“The general picture was planned and then certain people fell into place later, as we started performing. And now we’ve been a solid lineup for well over a year,” Magee said.
But this band did not want to get classified as a typical bar or wedding band, so Magee made sure when the setlist included cover songs, they are so obscure that they may sound like original music.
“Our show is about one third original. Ural has a history of writing and recording, for the most part in the mid 60s to the early 70s, when he was active in studios working with other collaborators, with people such as Mary Wells and Brenda Holloway. The covers are chosen very specifically to match the sound and power of what he can do with his own songs, but not make it sound like a typical cover band, so we don’t play hits,” Magee said.
Magee said that since he’s a record collector and self-described “deep soul lover,” his record collection was used to find material that would suit Ural’s voice and the band’s classic sound.
“Essentially, if you’ve never heard us before, you might not be able to tell the difference between the songs that are covers, or originals, and we’ve designed it that way,” Magee said.
Ural Thomas’s best known record among collectors is called “Pain is the Name of Your Game.” His work history includes playing on the same circuit as James Brown and writing songs for artists like Hank Ballard.
“It’s a song that’s collected in the soul world, and there’s people out there who know and love the song, especially in Europe, and England. He’s got a live LP that came out in the early 70s on the Revue label, and it was done in Seattle with a backing band of teenagers that were really talented players. He played a concert and they put it out on album, and it’s really kind of bizarre,” Magee said.
“And then he’s got some stuff with the doo-wop band the Monterey’s, that he did even before all of this. He did a song called the “Push-Em Up,” and that’s really limited in number of copies, and I believe only came out on a 45. Ural wouldn’t be seen as a prolific artist, but definitely a collectable soul artist that fits in that niche of northern soul or deep soul,” Magee said.
Magee said that he can only imagine what kind of energy Ural had when he was in his 20s, based on his high energy contributions to the band today.

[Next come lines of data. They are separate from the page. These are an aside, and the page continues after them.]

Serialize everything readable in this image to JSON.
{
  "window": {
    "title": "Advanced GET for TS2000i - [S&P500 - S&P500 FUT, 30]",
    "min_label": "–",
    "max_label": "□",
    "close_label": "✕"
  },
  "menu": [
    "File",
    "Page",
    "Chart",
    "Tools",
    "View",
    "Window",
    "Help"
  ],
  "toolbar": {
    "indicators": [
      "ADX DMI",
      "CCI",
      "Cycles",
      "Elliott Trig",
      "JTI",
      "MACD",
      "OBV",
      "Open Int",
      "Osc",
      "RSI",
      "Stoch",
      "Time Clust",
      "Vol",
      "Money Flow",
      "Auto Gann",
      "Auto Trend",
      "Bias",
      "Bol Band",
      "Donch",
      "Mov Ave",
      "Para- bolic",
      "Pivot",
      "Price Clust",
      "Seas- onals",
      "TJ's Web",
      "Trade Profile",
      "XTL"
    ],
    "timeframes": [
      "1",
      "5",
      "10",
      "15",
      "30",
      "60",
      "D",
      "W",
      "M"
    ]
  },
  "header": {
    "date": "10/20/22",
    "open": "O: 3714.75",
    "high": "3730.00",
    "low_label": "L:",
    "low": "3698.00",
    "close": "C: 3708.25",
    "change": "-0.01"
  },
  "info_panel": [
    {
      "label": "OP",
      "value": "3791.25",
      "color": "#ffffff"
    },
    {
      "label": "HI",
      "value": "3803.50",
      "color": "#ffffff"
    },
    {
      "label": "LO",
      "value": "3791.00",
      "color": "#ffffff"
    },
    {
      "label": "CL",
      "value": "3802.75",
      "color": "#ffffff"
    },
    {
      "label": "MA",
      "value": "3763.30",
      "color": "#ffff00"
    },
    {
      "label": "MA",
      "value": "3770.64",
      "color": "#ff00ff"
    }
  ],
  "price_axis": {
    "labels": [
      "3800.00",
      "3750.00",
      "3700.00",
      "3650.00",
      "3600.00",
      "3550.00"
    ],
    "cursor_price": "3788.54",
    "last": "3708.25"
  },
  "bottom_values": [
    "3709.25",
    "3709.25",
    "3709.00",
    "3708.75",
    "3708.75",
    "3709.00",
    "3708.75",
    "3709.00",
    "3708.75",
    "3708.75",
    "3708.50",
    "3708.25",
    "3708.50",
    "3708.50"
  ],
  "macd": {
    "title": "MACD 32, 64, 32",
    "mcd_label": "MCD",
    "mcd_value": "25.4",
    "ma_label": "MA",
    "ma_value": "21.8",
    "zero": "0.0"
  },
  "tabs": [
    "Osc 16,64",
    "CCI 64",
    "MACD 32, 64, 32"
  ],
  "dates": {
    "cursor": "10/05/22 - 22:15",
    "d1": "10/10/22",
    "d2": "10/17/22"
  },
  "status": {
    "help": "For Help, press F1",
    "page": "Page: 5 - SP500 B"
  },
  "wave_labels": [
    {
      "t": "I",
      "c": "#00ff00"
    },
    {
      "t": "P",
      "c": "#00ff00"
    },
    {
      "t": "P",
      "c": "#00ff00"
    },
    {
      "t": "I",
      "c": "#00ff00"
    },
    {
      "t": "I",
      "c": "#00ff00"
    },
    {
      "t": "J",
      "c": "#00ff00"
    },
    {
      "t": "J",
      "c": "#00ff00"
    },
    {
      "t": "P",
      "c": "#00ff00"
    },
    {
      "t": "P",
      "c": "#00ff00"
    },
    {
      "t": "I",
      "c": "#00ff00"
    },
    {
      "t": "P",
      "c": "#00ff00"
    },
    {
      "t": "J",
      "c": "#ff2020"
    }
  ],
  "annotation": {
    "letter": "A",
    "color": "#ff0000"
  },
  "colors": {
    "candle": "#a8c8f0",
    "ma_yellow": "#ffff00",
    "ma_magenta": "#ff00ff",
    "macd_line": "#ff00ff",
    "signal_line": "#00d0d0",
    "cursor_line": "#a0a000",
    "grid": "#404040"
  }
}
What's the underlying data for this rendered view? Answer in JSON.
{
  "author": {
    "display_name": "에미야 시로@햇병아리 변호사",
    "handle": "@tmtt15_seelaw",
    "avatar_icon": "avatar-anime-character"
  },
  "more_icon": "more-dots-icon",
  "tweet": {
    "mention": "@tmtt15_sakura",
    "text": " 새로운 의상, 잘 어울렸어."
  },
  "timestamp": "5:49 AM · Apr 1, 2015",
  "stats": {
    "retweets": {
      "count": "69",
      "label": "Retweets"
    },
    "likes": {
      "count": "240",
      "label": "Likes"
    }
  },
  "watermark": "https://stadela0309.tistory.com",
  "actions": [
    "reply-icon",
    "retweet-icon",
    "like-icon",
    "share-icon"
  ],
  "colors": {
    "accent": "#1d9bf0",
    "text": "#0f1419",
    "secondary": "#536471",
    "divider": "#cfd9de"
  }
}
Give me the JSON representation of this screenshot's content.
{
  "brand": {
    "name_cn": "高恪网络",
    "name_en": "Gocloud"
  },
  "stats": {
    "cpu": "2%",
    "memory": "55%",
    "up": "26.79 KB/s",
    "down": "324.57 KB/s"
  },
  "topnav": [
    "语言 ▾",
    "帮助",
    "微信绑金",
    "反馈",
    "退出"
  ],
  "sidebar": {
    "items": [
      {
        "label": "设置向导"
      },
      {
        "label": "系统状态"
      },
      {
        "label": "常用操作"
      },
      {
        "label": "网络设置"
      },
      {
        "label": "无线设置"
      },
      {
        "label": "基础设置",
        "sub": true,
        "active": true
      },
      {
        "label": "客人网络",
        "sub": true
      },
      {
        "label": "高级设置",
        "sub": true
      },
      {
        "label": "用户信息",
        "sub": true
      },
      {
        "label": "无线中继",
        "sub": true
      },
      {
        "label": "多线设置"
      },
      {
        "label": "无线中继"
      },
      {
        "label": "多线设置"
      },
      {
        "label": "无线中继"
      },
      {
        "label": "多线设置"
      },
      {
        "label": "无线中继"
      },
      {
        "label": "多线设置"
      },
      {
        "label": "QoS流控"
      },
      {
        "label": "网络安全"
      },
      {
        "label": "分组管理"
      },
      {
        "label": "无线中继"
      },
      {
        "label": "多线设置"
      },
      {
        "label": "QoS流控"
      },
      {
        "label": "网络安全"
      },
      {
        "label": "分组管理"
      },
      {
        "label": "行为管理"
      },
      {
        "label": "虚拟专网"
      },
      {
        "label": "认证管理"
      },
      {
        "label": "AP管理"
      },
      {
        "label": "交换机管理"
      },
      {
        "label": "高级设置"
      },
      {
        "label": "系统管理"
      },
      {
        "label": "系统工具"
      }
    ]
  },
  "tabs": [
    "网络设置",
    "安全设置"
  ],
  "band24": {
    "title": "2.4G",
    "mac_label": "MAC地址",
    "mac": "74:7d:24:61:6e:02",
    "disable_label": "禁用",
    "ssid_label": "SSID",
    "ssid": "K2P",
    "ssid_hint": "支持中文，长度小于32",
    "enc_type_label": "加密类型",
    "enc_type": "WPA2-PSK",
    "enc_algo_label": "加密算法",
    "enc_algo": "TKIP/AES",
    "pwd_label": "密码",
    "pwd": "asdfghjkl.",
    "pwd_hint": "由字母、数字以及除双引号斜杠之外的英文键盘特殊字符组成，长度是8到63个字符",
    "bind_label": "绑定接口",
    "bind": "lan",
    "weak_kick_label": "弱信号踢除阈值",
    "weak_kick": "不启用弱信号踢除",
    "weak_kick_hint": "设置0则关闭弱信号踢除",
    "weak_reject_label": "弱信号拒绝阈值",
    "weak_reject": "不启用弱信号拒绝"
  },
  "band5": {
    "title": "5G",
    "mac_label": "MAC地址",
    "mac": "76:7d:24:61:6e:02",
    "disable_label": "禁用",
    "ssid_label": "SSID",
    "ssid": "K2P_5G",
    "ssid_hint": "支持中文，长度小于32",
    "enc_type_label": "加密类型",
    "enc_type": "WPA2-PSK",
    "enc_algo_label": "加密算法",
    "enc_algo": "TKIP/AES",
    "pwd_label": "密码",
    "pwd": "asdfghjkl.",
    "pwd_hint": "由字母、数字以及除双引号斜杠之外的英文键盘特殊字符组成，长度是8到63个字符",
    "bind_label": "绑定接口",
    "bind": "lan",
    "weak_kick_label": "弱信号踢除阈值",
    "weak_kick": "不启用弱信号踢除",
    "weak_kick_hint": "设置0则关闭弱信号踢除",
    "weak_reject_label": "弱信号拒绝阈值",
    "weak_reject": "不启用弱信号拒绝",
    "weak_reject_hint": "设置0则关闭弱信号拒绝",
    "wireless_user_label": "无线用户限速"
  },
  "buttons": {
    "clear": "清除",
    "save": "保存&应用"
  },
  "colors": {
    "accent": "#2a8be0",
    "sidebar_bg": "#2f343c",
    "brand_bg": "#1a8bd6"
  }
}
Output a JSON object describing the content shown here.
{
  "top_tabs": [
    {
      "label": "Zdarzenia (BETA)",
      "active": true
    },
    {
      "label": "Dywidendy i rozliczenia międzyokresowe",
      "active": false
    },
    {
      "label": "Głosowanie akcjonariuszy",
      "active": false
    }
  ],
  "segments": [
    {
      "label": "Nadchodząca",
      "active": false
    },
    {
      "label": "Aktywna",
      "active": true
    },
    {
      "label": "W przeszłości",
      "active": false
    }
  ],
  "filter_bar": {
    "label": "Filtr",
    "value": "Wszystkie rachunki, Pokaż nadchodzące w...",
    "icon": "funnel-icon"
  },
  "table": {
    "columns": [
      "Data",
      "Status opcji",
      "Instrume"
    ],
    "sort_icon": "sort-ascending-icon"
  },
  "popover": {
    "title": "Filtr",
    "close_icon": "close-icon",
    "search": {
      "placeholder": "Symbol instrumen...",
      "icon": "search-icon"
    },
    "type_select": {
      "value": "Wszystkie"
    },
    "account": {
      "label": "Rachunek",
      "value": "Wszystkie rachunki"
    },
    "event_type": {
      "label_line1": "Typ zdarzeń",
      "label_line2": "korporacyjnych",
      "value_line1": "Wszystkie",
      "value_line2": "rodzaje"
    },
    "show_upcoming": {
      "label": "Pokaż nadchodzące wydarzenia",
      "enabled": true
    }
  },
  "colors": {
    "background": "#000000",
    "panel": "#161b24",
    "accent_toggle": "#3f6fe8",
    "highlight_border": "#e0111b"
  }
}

“He moved to the Northwest when he was five, so he’s a Portlander, for sure. He’s never really stopped doing music, he’s just done things that has been either collaborations, or he hosts a jam at his house that he’s done every Sunday that’s been going on for 20 years. He’s stayed active, but for years he really didn’t have a name for himself on stage —you know, he would play in a Cajun band playing washboard and singing, or he’s a guest artist with some kind of project. He’s always stayed engaged in music,” Magee said.
Magee said the band is currently making a record and the process is going “really well.”
“We’re going to record a number of Ural’s songs from his past. We’re not going to recreate the stuff that was done well, because it stands alone and it’s really good, but we’re not trying to one-up it or recreate it,” Magee said.
“The new record should be done in about a year, and it’s being done completely live, without a computer, so it’s essentially we’re making records the way they used to be.”
It was interesting to hear Magee talk about the band’s first practice with Ural about one year ago.
“It was amazing. I had high hopes. So I assembled the whole band, telling them look, here’s a chance to be playing with someone on a level that we wouldn’t normally be able to play with, so let’s learn his material really great, and knock him out, that was the point.
So we played a couple of songs and the whole band kinda had chills, and then we all looked at each other and there wasn’t much more to do. It really was kind of an indication that it was going to be a real special thing,” Magee said.
“His voice was incredible, and his musicality was fully there, he hadn’t lost anything. For him, I think he experienced a backing sound that he hadn’t experienced in a long time, so he immediately locked in,He has more energy than any of us. He’s like a kid. You’ll see.”